Problem |
Each record listed below is to be output exactly as written.

Component data from apps and pages |
* * * * * * * * *

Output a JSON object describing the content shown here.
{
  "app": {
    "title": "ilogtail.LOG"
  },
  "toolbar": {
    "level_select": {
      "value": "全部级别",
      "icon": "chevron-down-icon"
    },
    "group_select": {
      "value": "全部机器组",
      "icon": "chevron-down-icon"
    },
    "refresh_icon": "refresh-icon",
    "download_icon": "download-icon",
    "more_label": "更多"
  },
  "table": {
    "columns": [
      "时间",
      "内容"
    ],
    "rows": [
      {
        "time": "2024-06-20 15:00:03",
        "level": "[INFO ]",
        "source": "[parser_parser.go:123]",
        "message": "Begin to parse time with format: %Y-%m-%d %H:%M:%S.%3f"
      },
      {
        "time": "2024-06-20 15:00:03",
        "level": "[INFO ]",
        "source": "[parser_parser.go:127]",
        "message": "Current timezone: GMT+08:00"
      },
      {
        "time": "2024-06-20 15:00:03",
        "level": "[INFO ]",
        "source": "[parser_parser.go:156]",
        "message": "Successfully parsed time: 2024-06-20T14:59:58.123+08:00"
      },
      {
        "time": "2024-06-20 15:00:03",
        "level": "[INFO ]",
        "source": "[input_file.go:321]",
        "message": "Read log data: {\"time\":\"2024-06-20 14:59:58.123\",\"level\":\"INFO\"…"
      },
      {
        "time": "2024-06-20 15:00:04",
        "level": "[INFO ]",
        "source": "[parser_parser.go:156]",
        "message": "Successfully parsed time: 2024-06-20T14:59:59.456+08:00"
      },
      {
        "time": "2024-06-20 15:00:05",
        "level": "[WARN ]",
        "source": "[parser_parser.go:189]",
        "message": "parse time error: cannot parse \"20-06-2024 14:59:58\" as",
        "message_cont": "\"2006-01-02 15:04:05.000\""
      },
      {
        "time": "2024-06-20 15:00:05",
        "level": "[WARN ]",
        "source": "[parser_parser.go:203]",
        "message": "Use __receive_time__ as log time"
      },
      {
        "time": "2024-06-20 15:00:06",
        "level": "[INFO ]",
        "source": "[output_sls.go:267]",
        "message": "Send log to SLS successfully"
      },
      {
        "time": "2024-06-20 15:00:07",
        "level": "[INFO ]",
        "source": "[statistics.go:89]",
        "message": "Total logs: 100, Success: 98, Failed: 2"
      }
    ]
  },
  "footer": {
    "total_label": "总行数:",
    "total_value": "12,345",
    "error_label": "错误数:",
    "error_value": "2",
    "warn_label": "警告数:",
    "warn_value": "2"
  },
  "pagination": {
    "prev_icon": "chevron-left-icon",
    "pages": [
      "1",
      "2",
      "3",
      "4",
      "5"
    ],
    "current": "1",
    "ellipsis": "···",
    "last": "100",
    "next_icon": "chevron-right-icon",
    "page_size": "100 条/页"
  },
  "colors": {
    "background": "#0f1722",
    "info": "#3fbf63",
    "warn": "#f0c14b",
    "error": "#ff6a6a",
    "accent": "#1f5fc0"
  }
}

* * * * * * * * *

Completed task |
Output a JSON object describing the content shown here.
{
  "app": {
    "title": "ilogtail.LOG"
  },
  "toolbar": {
    "level_select": {
      "value": "全部级别",
      "icon": "chevron-down-icon"
    },
    "group_select": {
      "value": "全部机器组",
      "icon": "chevron-down-icon"
    },
    "refresh_icon": "refresh-icon",
    "download_icon": "download-icon",
    "more_label": "更多"
  },
  "table": {
    "columns": [
      "时间",
      "内容"
    ],
    "rows": [
      {
        "time": "2024-06-20 15:00:03",
        "level": "[INFO ]",
        "source": "[parser_parser.go:123]",
        "message": "Begin to parse time with format: %Y-%m-%d %H:%M:%S.%3f"
      },
      {
        "time": "2024-06-20 15:00:03",
        "level": "[INFO ]",
        "source": "[parser_parser.go:127]",
        "message": "Current timezone: GMT+08:00"
      },
      {
        "time": "2024-06-20 15:00:03",
        "level": "[INFO ]",
        "source": "[parser_parser.go:156]",
        "message": "Successfully parsed time: 2024-06-20T14:59:58.123+08:00"
      },
      {
        "time": "2024-06-20 15:00:03",
        "level": "[INFO ]",
        "source": "[input_file.go:321]",
        "message": "Read log data: {\"time\":\"2024-06-20 14:59:58.123\",\"level\":\"INFO\"…"
      },
      {
        "time": "2024-06-20 15:00:04",
        "level": "[INFO ]",
        "source": "[parser_parser.go:156]",
        "message": "Successfully parsed time: 2024-06-20T14:59:59.456+08:00"
      },
      {
        "time": "2024-06-20 15:00:05",
        "level": "[WARN ]",
        "source": "[parser_parser.go:189]",
        "message": "parse time error: cannot parse \"20-06-2024 14:59:58\" as",
        "message_cont": "\"2006-01-02 15:04:05.000\""
      },
      {
        "time": "2024-06-20 15:00:05",
        "level": "[WARN ]",
        "source": "[parser_parser.go:203]",
        "message": "Use __receive_time__ as log time"
      },
      {
        "time": "2024-06-20 15:00:06",
        "level": "[INFO ]",
        "source": "[output_sls.go:267]",
        "message": "Send log to SLS successfully"
      },
      {
        "time": "2024-06-20 15:00:07",
        "level": "[INFO ]",
        "source": "[statistics.go:89]",
        "message": "Total logs: 100, Success: 98, Failed: 2"
      }
    ]
  },
  "footer": {
    "total_label": "总行数:",
    "total_value": "12,345",
    "error_label": "错误数:",
    "error_value": "2",
    "warn_label": "警告数:",
    "warn_value": "2"
  },
  "pagination": {
    "prev_icon": "chevron-left-icon",
    "pages": [
      "1",
      "2",
      "3",
      "4",
      "5"
    ],
    "current": "1",
    "ellipsis": "···",
    "last": "100",
    "next_icon": "chevron-right-icon",
    "page_size": "100 条/页"
  },
  "colors": {
    "background": "#0f1722",
    "info": "#3fbf63",
    "warn": "#f0c14b",
    "error": "#ff6a6a",
    "accent": "#1f5fc0"
  }
}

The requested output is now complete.